LO4 Identify, survey, analyze, organize, and critically distill information from the scientific literature within the bioengineering research area and formulate open research questions.
LO5 Independently apply appropriate expertise, methods, and tools to the creative design, execution, and assessment of an investigation that addresses original bioengineering research questions.
LO6 Compose and engage in highly effective written and oral communication in bioengineering areas; demonstrate clear argumentation and logical cohesion in a variety of written and oral communications, including scholarly dissemination, funding requests, industry, and lay-communication.
Assessment of Student Performance: Our assessment plan is outlined in Table 2, which refers to the learning outcomes described above and to core and emphasis courses and milestones described in Section 8 (below). Progress will be assessed yearly by each student’s Advisory Committee, which will consist of the major advisor and at least four additional committee members from the Bioengineering Graduate Faculty, with at least one faculty member from both Biology and Mechanical Engineering on each graduate student’s committee.
8. Academic Catalog text and requirements:
8a. Text to be displayed in the Academic Description field in the academic catalog (max 3

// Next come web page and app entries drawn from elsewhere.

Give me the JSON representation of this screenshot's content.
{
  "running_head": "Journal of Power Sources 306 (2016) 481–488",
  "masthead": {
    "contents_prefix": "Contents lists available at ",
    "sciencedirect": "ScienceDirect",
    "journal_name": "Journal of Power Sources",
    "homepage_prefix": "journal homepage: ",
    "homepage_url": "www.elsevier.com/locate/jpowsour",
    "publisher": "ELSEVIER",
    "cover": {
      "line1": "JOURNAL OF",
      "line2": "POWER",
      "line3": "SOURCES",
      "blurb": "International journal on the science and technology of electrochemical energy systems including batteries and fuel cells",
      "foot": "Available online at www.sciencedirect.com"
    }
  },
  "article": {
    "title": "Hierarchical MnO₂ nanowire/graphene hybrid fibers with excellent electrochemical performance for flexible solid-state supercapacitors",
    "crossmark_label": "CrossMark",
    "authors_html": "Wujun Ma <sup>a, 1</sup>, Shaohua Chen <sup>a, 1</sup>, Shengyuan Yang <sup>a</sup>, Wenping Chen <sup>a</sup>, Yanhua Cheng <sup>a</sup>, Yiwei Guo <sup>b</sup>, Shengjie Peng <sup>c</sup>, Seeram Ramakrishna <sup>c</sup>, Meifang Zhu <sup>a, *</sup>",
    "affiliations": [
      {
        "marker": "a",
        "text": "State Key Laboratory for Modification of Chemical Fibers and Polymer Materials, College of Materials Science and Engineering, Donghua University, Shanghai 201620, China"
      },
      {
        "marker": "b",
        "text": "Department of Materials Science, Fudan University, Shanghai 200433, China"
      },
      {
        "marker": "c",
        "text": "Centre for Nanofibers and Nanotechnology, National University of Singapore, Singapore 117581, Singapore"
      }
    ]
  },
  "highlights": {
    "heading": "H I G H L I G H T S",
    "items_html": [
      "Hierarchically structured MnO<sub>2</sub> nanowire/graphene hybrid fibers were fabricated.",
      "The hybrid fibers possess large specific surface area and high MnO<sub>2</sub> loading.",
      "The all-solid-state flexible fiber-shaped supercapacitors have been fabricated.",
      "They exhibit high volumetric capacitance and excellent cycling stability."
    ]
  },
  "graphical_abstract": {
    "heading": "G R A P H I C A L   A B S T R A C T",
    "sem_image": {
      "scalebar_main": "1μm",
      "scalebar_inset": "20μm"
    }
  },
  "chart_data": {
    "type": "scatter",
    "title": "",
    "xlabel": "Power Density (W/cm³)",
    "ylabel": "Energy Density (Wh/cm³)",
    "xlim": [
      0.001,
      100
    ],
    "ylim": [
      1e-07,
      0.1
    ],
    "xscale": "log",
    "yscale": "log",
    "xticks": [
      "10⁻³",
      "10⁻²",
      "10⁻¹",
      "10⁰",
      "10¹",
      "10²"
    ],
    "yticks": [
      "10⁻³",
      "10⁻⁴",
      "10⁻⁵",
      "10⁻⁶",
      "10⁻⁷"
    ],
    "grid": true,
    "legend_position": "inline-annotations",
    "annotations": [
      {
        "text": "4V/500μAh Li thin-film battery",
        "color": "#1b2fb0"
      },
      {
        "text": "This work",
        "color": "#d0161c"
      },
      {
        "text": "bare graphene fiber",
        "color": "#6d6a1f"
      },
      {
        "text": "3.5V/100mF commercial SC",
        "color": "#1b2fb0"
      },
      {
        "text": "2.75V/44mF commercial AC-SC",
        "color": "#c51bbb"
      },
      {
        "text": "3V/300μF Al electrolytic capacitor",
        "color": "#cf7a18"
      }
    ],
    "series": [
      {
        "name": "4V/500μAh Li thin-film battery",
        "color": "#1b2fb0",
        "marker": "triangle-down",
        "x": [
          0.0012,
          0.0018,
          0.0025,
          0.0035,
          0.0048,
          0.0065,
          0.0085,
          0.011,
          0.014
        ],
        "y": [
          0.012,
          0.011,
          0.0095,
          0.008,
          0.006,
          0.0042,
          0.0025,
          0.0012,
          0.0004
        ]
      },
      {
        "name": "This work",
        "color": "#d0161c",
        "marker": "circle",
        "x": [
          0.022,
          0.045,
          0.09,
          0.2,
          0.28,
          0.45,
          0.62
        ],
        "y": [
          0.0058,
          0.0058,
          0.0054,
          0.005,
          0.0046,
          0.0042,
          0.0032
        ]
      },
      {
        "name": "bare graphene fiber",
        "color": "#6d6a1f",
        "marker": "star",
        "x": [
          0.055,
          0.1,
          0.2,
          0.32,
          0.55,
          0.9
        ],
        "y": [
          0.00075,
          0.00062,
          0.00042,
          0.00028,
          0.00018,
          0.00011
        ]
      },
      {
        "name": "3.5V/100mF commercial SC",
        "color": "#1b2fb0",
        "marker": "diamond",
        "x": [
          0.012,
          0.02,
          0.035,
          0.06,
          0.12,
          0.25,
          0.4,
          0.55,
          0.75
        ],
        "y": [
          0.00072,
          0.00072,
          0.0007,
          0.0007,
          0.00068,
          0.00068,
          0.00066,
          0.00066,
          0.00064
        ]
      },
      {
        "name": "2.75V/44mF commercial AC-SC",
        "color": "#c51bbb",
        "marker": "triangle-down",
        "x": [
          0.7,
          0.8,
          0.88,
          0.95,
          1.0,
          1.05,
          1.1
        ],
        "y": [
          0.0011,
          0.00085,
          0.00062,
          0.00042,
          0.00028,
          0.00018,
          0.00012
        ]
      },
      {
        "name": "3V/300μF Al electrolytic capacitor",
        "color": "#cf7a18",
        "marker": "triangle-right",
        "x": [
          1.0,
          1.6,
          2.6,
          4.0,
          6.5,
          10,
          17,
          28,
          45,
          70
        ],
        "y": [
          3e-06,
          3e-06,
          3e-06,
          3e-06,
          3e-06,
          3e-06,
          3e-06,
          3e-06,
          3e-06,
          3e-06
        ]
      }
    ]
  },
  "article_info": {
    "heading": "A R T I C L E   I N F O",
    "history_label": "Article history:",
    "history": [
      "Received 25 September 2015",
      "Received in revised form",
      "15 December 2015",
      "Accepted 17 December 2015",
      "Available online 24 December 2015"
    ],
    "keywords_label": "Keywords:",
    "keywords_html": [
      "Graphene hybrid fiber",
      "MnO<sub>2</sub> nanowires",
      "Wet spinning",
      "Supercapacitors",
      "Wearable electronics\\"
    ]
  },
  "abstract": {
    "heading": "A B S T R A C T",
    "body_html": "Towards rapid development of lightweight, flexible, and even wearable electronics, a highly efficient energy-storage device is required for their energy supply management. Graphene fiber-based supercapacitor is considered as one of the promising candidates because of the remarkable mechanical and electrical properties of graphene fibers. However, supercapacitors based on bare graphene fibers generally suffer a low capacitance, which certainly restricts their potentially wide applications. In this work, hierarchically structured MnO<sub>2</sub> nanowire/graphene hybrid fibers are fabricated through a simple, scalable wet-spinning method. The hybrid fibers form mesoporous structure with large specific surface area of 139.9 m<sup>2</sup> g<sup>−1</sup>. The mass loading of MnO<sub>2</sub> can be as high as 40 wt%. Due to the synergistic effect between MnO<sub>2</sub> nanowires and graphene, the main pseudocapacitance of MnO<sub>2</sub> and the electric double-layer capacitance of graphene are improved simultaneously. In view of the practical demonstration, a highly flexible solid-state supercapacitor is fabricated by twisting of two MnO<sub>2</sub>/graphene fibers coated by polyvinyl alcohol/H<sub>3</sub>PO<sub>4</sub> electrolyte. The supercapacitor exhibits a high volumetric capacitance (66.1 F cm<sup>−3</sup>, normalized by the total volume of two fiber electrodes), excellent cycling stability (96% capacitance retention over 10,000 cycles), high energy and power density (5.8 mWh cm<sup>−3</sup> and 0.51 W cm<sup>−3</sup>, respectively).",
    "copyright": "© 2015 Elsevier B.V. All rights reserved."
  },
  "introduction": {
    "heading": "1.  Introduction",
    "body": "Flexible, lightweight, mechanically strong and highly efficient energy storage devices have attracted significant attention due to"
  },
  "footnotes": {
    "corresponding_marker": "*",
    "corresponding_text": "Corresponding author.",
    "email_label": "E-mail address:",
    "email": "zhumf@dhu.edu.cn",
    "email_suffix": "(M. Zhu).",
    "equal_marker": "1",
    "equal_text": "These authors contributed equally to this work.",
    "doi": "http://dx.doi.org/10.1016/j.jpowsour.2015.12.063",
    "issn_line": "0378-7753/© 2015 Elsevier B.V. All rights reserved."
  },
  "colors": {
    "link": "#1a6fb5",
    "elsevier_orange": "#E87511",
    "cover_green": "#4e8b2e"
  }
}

The Doctor of Philosophy in Bioengineering allows advanced students to pursue their academic interests and to develop their research skills while studying with faculty specialists in the broad field of bioengineering. Bioengineering research is highly interdisciplinary and facilitates collaborations among faculty and students from several departments across campus including Biology, Mechanical Engineering, Electrical Engineering, Physics, and Physical Therapy. Students from a wide range of science backgrounds can enter this program. The goal of the program is to educate future leaders in industry and academia in the field of Bioengineering.
This doctoral degree provides advanced training in research and technology development through focused coursework, extensive research experience, and industry collaboration. In this program, students will join a new generation of industry leaders, scientists, and engineers who will be uniquely trained to embrace opportunities in the Bioengineering field. The goal of this degree is to foster interdisciplinary, collaborative, and transformative research that lies between traditional science and engineering sub-disciplines. The program promotes professional development by Effective Fall 2015 4 emphasizing excellence in research and effective communication of ideas and findings.